Adversaries may compromise email accounts that can be used during targeting. Adversaries can use compromised email accounts to further their operations, such as leveraging them to conduct Phishing for Information, Phishing, or large-scale spam email campaigns. Utilizing an existing persona with a compromised email account may engender a level of trust in a potential victim if they have a relationship with, or knowledge of, the compromised persona. Compromised email accounts can also be used in the acquisition of infrastructure (ex: Domains).
A variety of methods exist for compromising email accounts, such as gathering credentials via Phishing for Information, purchasing credentials from third-party sites, brute forcing credentials (ex: password reuse from breach credential dumps), or paying employees, suppliers or business partners for access to credentials. Prior to compromising email accounts, adversaries may conduct Reconnaissance to inform decisions about which accounts to compromise to further their operation. Adversaries may target compromising well-known email accounts or domains from which malicious spam or Phishing emails may evade reputation-based email filtering rules.
Adversaries can use a compromised email account to hijack existing email threads with targets of interest.
This technique cannot be easily mitigated with preventive controls since it is based on behaviors performed outside of the scope of enterprise defenses and controls.

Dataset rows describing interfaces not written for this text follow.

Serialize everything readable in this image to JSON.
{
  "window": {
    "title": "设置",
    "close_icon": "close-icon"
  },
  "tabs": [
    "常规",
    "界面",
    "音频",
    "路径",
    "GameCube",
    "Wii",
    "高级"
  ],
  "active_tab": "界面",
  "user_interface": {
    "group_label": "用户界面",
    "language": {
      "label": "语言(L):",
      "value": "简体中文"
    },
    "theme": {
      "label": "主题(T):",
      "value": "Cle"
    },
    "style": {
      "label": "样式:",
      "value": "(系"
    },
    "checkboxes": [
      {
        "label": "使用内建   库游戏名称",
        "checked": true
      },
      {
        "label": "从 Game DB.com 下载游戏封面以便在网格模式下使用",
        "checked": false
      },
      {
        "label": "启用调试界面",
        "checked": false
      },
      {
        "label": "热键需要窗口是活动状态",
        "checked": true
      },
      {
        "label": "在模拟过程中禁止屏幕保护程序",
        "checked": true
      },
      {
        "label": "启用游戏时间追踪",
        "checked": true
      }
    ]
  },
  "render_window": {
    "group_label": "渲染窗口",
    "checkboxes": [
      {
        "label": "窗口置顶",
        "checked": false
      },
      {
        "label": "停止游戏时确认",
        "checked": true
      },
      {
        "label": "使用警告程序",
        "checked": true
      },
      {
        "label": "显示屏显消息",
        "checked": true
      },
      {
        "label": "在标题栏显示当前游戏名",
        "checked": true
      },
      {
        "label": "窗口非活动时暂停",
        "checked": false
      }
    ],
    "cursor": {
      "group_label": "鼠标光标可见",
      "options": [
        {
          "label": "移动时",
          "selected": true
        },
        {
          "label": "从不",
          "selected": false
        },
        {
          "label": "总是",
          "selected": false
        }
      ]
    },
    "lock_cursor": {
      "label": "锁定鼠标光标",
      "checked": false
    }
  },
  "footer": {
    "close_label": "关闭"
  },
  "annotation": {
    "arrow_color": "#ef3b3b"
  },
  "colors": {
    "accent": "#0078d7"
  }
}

Much of this activity will take place outside the visibility of the target organization, making detection of this behavior difficult. Detection efforts may be focused on related stages of the adversary lifecycle, such as during Initial Access (ex: Phishing).